**Exercise:**
Locate each line below that includes "tiền" and reproduce it.

-- Listed entries follows --

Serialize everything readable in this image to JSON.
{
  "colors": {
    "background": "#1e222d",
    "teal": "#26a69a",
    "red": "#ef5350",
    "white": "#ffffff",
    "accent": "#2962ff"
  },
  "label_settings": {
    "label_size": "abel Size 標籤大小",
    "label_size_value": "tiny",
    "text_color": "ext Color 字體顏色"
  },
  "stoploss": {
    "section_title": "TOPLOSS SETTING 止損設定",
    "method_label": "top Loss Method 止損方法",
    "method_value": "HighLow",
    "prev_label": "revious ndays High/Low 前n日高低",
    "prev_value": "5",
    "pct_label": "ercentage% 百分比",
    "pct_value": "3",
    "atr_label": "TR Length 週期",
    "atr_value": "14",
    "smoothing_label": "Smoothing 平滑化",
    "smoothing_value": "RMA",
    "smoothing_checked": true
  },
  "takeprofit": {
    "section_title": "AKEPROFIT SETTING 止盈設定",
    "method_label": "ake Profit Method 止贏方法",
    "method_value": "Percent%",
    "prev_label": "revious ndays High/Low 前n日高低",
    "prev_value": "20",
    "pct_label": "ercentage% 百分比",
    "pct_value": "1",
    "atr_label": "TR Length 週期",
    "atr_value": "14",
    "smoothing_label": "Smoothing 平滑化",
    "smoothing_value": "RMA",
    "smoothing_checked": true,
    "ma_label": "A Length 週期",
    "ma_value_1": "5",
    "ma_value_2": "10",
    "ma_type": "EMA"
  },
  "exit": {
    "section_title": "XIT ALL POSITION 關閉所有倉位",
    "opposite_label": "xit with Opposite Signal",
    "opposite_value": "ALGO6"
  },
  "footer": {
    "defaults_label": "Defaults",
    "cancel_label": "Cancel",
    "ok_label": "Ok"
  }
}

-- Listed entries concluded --
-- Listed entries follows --

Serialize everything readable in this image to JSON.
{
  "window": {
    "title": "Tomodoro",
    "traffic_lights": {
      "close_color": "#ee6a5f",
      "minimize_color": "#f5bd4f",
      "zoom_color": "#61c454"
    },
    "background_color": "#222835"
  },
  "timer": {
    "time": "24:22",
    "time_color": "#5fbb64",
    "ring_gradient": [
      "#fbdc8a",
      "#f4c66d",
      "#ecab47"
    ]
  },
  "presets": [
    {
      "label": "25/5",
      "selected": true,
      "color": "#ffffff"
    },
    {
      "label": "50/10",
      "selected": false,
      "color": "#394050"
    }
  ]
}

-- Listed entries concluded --
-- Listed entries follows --

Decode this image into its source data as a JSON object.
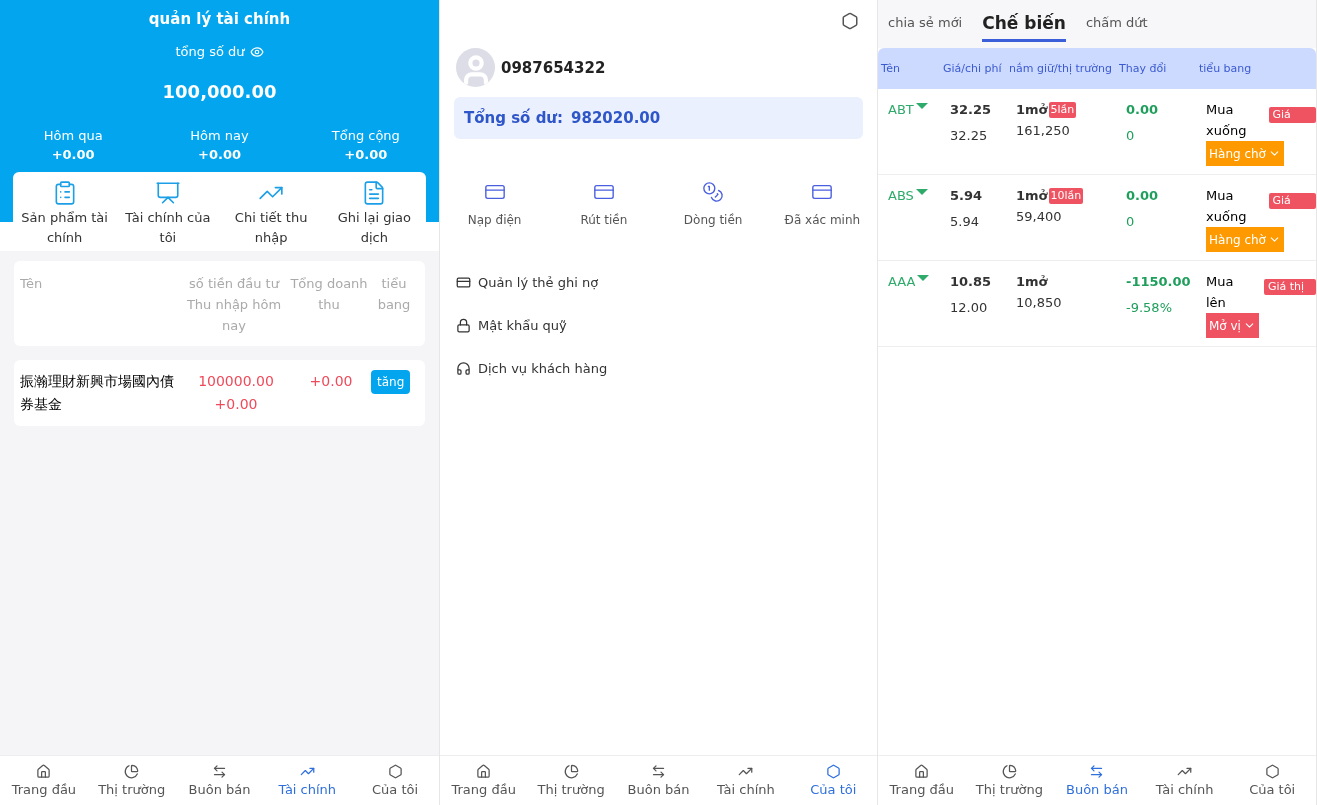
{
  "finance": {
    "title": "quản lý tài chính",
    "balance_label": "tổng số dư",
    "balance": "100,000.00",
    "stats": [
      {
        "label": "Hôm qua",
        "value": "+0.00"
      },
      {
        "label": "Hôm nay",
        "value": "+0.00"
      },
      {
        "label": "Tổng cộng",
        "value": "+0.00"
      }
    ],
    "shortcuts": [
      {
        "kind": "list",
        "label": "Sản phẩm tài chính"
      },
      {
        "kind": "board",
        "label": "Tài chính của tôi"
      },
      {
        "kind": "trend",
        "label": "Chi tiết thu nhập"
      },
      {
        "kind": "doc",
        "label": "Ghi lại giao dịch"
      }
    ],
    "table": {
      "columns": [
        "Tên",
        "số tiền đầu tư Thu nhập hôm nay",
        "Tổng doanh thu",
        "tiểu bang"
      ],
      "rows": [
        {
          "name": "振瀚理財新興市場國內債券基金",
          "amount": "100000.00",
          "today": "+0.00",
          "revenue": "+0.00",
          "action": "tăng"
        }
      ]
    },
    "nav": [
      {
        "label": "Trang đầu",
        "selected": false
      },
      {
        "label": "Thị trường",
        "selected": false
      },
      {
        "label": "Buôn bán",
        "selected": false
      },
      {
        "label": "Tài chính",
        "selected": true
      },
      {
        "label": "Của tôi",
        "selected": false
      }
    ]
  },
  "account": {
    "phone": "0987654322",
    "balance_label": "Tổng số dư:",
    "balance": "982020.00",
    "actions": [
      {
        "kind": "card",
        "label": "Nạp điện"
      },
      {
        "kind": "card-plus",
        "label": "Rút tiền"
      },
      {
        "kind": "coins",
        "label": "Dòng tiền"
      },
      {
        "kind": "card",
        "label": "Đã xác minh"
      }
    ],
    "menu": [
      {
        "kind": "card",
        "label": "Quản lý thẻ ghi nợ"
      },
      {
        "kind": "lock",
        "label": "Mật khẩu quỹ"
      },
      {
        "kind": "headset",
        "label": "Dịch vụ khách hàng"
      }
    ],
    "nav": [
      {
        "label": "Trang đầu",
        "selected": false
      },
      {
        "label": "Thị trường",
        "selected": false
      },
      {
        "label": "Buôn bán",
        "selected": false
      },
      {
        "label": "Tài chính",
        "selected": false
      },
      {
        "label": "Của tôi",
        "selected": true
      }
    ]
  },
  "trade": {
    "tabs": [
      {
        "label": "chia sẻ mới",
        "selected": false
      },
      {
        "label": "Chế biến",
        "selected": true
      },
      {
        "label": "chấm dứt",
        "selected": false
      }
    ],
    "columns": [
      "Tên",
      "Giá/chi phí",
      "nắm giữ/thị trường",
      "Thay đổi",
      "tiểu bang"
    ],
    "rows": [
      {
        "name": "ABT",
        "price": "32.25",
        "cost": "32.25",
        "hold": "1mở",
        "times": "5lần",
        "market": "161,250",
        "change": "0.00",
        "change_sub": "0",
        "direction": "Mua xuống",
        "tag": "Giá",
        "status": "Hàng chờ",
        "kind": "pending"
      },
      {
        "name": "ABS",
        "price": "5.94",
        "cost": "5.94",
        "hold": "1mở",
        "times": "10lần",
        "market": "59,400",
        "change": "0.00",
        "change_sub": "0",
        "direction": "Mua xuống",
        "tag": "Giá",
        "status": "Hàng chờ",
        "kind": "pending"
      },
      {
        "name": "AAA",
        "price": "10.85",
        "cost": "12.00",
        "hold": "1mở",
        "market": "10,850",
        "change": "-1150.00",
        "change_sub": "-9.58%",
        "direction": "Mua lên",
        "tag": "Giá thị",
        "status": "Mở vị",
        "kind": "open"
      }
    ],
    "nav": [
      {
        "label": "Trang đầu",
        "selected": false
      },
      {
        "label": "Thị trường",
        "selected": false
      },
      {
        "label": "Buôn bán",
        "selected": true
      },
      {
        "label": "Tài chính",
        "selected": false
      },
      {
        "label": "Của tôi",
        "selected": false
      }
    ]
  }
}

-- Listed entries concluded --

**Response:**
        "số tiền đầu tư Thu nhập hôm nay",
        "label": "Rút tiền"
        "label": "Dòng tiền"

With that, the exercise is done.